Martin McKeay, a CISSP and Snort user based in Santa Rosa, Calif., worried about the future of Snort under the management of Check Point. But he said an IPO would leave Snort in the hands of Sourcefire management, where it belongs.
"I'm much less concerned with this than I was with the purchase by Check Point," he said in an email interview. "The [Check Point] purchase presented a change of management at a high level and might have taken some of the control out of the hands of the folks at Sourcefire, whereas going public leaves the majority of the control exactly where it's always been."
If Sourcefire struggles financially and eventually lets go of Snort, some users believe the IDS tool would survive in the care of the open source community.
Eric Nooden, information systems manager for Rockford, Ill.-based Rockford Gastroenterology Associates, said there's enough documentation and secondary sites like Winsnort.com and Bleedingsnort.com [now called Bleeding Edge Threats] to keep Snort rules current for some time to come.
"Plus, as with some other open source projects, if Snort support were to languish, it could always be forked off and supported by some other adventurous programmers and the open source community," Nooden said in an email interview.
As for the effect a Sourcefire IPO could have on Snort, Nooden doesn't expect much to change in the long run.

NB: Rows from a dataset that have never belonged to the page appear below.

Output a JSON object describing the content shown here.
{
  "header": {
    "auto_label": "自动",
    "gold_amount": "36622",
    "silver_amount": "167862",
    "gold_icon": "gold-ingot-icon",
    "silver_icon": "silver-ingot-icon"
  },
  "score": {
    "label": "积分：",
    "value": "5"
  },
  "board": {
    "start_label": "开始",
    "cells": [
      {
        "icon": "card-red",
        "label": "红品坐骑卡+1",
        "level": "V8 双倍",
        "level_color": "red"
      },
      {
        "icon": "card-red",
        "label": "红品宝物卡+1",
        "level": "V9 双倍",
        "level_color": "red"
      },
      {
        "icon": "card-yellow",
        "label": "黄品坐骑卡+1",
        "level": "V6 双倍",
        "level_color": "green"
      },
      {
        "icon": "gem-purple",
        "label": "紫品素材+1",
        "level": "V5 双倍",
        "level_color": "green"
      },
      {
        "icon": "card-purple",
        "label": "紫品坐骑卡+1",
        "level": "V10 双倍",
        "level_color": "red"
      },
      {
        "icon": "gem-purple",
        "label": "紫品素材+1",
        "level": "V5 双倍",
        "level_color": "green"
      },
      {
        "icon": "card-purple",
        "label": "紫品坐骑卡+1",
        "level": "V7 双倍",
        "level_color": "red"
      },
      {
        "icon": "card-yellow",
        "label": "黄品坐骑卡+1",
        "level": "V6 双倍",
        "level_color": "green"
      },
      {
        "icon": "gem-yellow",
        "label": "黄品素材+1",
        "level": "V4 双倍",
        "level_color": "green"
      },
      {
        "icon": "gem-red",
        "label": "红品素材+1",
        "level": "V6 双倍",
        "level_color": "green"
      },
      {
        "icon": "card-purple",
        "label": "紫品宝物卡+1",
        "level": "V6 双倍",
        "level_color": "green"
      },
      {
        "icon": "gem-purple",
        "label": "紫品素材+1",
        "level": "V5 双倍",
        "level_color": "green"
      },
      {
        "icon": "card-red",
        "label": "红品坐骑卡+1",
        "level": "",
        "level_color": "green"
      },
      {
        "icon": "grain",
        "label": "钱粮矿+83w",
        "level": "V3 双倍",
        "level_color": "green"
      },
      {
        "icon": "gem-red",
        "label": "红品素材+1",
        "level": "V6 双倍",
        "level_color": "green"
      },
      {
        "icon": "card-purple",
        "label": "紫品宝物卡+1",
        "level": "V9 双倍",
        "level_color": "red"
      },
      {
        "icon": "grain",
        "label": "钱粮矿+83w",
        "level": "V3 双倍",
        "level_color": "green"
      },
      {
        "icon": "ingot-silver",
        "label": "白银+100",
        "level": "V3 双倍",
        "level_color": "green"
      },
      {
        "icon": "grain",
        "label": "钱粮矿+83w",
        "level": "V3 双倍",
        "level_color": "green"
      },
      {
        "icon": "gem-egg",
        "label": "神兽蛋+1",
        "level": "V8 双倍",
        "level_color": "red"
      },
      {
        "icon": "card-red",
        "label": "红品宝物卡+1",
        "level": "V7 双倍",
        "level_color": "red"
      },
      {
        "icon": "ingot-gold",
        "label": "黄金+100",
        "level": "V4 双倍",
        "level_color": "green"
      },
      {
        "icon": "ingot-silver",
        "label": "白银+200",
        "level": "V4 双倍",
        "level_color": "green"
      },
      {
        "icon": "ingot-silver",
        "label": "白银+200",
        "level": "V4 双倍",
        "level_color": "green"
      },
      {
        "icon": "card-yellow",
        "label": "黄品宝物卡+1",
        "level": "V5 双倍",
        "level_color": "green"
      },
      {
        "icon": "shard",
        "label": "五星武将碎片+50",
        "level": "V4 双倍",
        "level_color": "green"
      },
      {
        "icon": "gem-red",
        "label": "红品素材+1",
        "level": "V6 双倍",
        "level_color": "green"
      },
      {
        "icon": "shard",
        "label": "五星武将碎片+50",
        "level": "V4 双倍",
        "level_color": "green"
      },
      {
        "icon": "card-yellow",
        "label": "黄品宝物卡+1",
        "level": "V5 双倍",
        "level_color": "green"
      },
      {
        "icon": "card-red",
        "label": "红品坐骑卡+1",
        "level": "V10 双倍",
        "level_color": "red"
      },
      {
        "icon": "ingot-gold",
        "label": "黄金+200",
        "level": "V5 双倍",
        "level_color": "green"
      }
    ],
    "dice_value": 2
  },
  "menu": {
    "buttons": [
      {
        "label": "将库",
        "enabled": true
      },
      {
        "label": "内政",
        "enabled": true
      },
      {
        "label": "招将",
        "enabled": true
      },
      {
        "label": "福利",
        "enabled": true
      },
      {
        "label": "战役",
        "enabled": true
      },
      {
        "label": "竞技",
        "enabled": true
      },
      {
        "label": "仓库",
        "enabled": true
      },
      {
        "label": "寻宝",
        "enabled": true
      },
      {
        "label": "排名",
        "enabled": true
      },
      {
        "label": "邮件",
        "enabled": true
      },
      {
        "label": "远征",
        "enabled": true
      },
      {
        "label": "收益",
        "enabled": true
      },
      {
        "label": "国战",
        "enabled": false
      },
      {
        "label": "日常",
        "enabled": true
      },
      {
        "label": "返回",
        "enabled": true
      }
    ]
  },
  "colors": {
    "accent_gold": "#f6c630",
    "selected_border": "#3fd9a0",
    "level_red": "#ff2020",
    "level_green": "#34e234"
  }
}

"I think that initially there will be moderate excitement for the IPO, but that will be generated from their current user base," he said. "After a few months, all the hubbub with die and they will be left with what they started with -- their initial user base."
Though initial reaction to Sourcefire's IPO plans was positive among those interviewed, a SearchSecurity.com online poll revealed more skepticism.
Asked if Sourcefire's plan to become a public company is a bad move for the future development of Snort, 55% said yes, open source tools should not be managed by a public company. But 22% said no, that Snort will thrive with Sourcefire in the limelight. The remaining 22 % said it's too soon to tell.
Some security expert bloggers are also speculating that the IPO is merely bait to attract another buyer for the company.
Whatever happens, McKeay doubts Sourcefire would ever relinquish the reigns of Snort.
"Snort is probably one of the biggest assets of Sourcefire, acting as a testing ground and gateway product for their main line of IDS products," he said. "I don't see any reason for them to stop."